What is expected: If a picture appears in the records below, drop it, and reproduce everything else exactly.

Data for processing:
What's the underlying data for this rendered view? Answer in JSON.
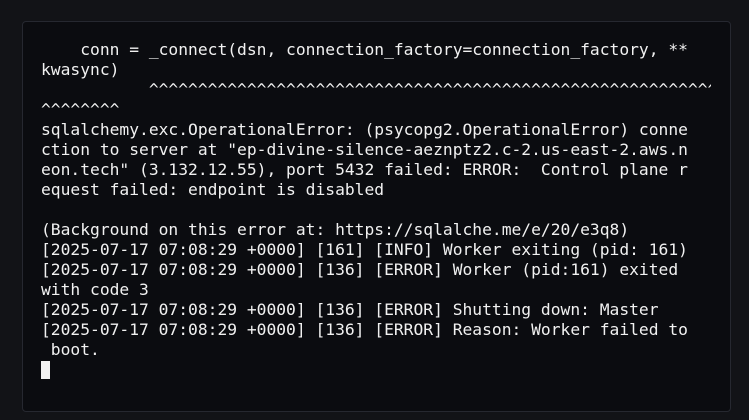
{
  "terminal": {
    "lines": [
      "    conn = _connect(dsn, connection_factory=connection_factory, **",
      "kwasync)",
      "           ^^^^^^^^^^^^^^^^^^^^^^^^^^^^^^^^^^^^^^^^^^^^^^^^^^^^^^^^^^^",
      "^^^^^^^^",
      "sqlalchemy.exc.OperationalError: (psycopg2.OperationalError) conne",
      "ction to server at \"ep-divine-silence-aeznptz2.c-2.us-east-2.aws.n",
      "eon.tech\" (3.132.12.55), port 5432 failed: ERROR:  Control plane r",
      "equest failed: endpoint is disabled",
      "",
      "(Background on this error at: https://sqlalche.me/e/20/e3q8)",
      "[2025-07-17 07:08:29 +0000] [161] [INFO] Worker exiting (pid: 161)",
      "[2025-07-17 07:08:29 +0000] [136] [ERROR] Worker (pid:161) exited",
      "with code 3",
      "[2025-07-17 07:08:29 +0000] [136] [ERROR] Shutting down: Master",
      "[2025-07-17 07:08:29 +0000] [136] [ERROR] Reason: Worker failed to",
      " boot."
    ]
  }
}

Answer to this problem:
What's the underlying data for this rendered view? Answer in JSON.
{
  "terminal": {
    "lines": [
      "    conn = _connect(dsn, connection_factory=connection_factory, **",
      "kwasync)",
      "           ^^^^^^^^^^^^^^^^^^^^^^^^^^^^^^^^^^^^^^^^^^^^^^^^^^^^^^^^^^^",
      "^^^^^^^^",
      "sqlalchemy.exc.OperationalError: (psycopg2.OperationalError) conne",
      "ction to server at \"ep-divine-silence-aeznptz2.c-2.us-east-2.aws.n",
      "eon.tech\" (3.132.12.55), port 5432 failed: ERROR:  Control plane r",
      "equest failed: endpoint is disabled",
      "",
      "(Background on this error at: https://sqlalche.me/e/20/e3q8)",
      "[2025-07-17 07:08:29 +0000] [161] [INFO] Worker exiting (pid: 161)",
      "[2025-07-17 07:08:29 +0000] [136] [ERROR] Worker (pid:161) exited",
      "with code 3",
      "[2025-07-17 07:08:29 +0000] [136] [ERROR] Shutting down: Master",
      "[2025-07-17 07:08:29 +0000] [136] [ERROR] Reason: Worker failed to",
      " boot."
    ]
  }
}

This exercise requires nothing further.